John Frusciante – The Almighty Instrumental Mixes


Múlt hét csütörtökön, egy nappal az új Red Hot Chili Peppers lemez megjelenése előtt, John Frusciante is meglepett bennünket egy kis aprósággal. John elég régóta dolgozik együtt a Black Knights rapbandával, mind a három lemezüknek ő volt a producere, és zenészként is részt vett a dalokban, most pedig feltette az utolsó album instrumentális verzióját a saját bandcamp oldalára.

A zene mellé kaptunk John-tól egy új blogbejegyzést is, amiben a lemezhez használt dolgokról beszél.

25 éves a Mother’s Milk

1989 MTV Video Music Awards

25 éve ezen a napon jelent meg a Red Hot Chili Peppers negyedik albuma, a Mother’s Milk. A lemez ugye elég komoly változásokat hozott a zenekar életébe, hiszen Hillel Slovak elvesztése után ezen a lemezen szerepelt először John Frusciante és Chad Smith. Ebből az alkalomból a Rolling Szone magazin készített interjút Chaddel. Szó esik az akkori időkről, és egy lehetséges újra kiadott lemezről.

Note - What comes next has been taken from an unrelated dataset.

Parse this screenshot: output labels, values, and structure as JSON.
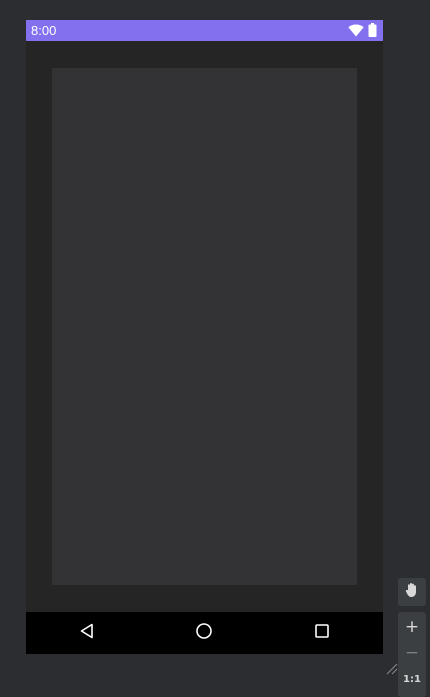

So you were like 26 around this time?
Yeah, I just turned 27 in ’88 by the time I met them in December. Anthony and Flea were 26 — birthdays always within two weeks of us —and John was like, 18. He was brand new — never been in a band, playing in his favorite band, and he was just a ball of energy. I mean, at the time, everything we did was fast and hard and y’know, it was exciting. I didn’t know that much about the band — “Oh, yeah, y’know, the guys with the socks on their dicks and they’re kind of crazy.”

As soon as I joined, we went right into writing songs — I think they had a couple songs prior to that. Of course, we did the Stevie Wonder cover [“Higher Ground”], which was sort of our breakthrough thing on MTV and all that. But it was like get right in there and started writing. I may have done one gig at the Roxy or something — or half a gig on some other band’s equipment — but we just went right into writing and music and it was pretty exciting and fun. And in a couple months, maybe, we were recording by February or March, which is a pretty short time compared to now. We take six to nine months to write music. But it was that initial excitement of new guys in a band, new music. It felt kind of magical and felt like a new chapter for the band. Anthony was newly sober. It was definitely a new thing for us, and I loved it. I thought, “This is great!”

We did a little tour of, like, Florida. Literally, when I joined the band, I had like $20 in my Bank of America checking account. And we did a little 10-day tour and I made $10,000. And I was like, “I’m fuckin’ rich!” I’ve never even seen that kind of money, or anything with a “thousand” behind it. I couldn’t believe it — I was like, “This is amazing! Oh my God!” It was incredible, like I hit the lottery, man. It was amazing.

What was the last steady job that you had? Did you work in L.A.?
I did, yeah. My friend that I slept on his couch… He moved to California and he was working in production — on films and commercials and music videos. So he got me a job working for a company called Boyington Films and they did commercials and some rock videos. The first rock video I worked on — which was literally only a month after I moved out there — was Keith Richards’s first solo album, Talk is Cheap. The song was called “Take It So Hard,” and I’m of course a huge Rolling Stones fan. There were little mountains in the background — made out of tinfoil and plywood, fake mountains — so I helped make those, but I got to go be on the set, during the video shoot, in Hollywood. I was so excited like, “Wow — breathing the same air as Keith Richards. Wow!”

And I was halfway hoping he wasn’t going to come in or talk to the director like, “Oh, I don’t think the angle of shot is quite right. I don’t know about this or that.” He was like, two hours late, came stumbling out of the limo, big bag of coke and a switchblade. And I was like, “Yes! Rock lives!” They actually plugged in and played, between takes. Steve Jordan, I remember, was playing bass. I was just like, “Wow, this is the coolest thing ever.” And I worked on some other videos — y’know, art department stuff. P.A.: get the coffee, set up the lights, run the spotlights, paint the car in the Huey Lewis video — whatever it was. That was my main thing up until I joined the Peppers.

Then we started doing videos for Mother’s Milk. We did our first two videos back-to-back — and I had the same company that I’d been working for. So the same director I was working with, was now setting up my drums. I was like, “I got it,” and they’re like, “No, no, I got it, it’s our job. You’re the talent, now!” [laughs] So it was a little bit of a change.

A teljes interjú a Rolling Stone oldalán olvasható.